OTTAWA, ON (SP) — In a move to help incurable psychopaths better integrate into society, judges and other justice system officials who are responsible for releasing such people from prison will be required to provide living accommodation for them. So states a new law on the books. The law was proposed in order to prevent future occurrences like the 9-hour release-and-re-incarcerate two weeks ago of Martin Ferrier, the 31-year-old, 6-foot-5, 270-pound chronic violent offender released from jail on July 13. Unable to find a place to stay, Ferrier was back in jail within 9 hours of his release, after threatening a reporter and thereby violating one of the release conditions. The new law is an attempt to do a better job at allowing incurable psychopaths to participate more fully in society.
"The truth is, Mr. Ferrier had nowhere to go," said Mr. Justice Minoo Khoorshed, who presided over the session where Ferrier was sentenced to a further two years in jail for uttering the threat. "He tried to go to a motel in Brampton [Ontario], but they wouldn't have him.
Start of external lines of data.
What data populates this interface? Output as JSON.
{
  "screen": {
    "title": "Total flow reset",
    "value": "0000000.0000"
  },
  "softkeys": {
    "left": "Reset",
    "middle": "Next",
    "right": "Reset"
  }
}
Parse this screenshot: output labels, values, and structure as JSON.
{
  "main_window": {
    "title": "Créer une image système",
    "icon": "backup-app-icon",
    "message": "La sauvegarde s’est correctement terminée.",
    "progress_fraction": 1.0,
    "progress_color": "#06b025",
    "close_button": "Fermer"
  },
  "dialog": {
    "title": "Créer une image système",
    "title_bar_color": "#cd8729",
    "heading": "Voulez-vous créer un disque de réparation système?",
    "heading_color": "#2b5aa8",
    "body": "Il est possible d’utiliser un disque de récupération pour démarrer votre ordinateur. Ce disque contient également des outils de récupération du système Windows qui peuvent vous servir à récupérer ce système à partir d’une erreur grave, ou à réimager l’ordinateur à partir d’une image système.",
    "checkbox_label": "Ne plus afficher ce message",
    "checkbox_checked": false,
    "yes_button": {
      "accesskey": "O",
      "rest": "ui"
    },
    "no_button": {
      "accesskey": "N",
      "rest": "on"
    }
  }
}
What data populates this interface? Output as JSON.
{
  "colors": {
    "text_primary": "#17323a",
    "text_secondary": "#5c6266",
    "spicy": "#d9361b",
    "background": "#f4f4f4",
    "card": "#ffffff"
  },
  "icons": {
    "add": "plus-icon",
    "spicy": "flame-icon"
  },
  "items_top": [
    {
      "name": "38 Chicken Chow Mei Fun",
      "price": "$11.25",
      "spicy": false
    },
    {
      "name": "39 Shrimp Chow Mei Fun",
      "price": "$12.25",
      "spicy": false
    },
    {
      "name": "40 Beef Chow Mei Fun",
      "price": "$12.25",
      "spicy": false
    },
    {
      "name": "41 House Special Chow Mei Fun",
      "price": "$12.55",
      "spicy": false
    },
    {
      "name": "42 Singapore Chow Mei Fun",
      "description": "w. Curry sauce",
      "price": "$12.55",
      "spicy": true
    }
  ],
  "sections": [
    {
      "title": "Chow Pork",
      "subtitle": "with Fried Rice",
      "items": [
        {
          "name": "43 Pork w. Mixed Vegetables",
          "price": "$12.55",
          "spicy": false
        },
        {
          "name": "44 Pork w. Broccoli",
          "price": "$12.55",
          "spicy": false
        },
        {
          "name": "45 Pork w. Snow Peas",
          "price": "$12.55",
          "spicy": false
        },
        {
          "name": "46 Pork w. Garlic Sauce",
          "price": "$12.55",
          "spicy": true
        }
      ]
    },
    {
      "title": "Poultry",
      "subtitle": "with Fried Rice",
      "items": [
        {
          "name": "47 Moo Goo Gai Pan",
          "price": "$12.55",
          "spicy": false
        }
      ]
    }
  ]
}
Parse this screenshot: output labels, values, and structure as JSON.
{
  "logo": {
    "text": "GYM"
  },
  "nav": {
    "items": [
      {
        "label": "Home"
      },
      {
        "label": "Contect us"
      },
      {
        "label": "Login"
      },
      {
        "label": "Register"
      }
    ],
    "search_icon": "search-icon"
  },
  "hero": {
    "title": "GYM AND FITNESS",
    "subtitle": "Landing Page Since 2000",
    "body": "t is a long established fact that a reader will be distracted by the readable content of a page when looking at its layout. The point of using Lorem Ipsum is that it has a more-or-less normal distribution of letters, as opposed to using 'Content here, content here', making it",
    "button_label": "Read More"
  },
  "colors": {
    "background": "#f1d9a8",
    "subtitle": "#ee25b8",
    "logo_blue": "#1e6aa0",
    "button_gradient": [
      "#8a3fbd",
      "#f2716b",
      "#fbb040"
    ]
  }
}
How can we expect incurable psychopaths to contribute to our society if they are exposed to such intolerance?"
Justice Khoorshed, who released Ferrier and then did his best to convince him to attempt to avoid a new jail sentence, is a key supporter of the new law. "Yes, it's true that Mr. Ferrier has been in jail 15 of the past 17 years, for more than 60 convictions on violent and sexual offences. That is precisely the problem. There is an extreme degree of prejudice in our society against such people. In order to help dangerous offenders like him live amongst us, we judges and parole board members will take it upon ourselves to provide accommodation for these people upon their release, either in our own homes, or in the homes of our immediate families."
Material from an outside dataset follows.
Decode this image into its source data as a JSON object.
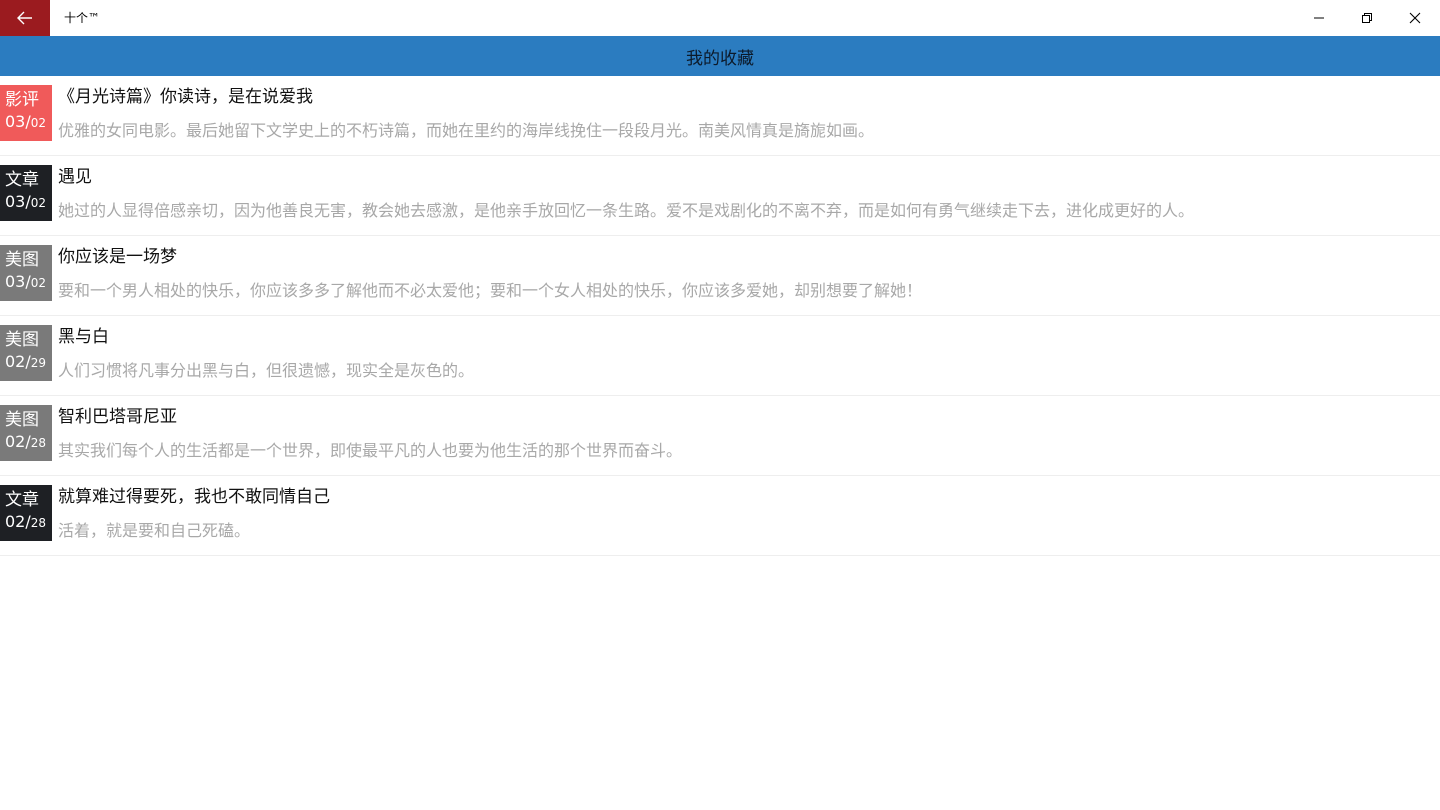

Khoorshed went on to explain that an ideal way to help incurable psychopaths adjust to non-prison life is to show them trust. "It is too late this time for Mr. Ferrier. But when he is released again in two years, with this new law in effect, I will billet him in my own home. While adjusting back to society, he will help with household chores and yard-work. I may even suggest to him that he offer to baby-sit the neighbours' children, or walk them to school and back. This will show both him and the other residents of my community that incurable psychopaths are, just like the rest of us, members of society with something to contribute."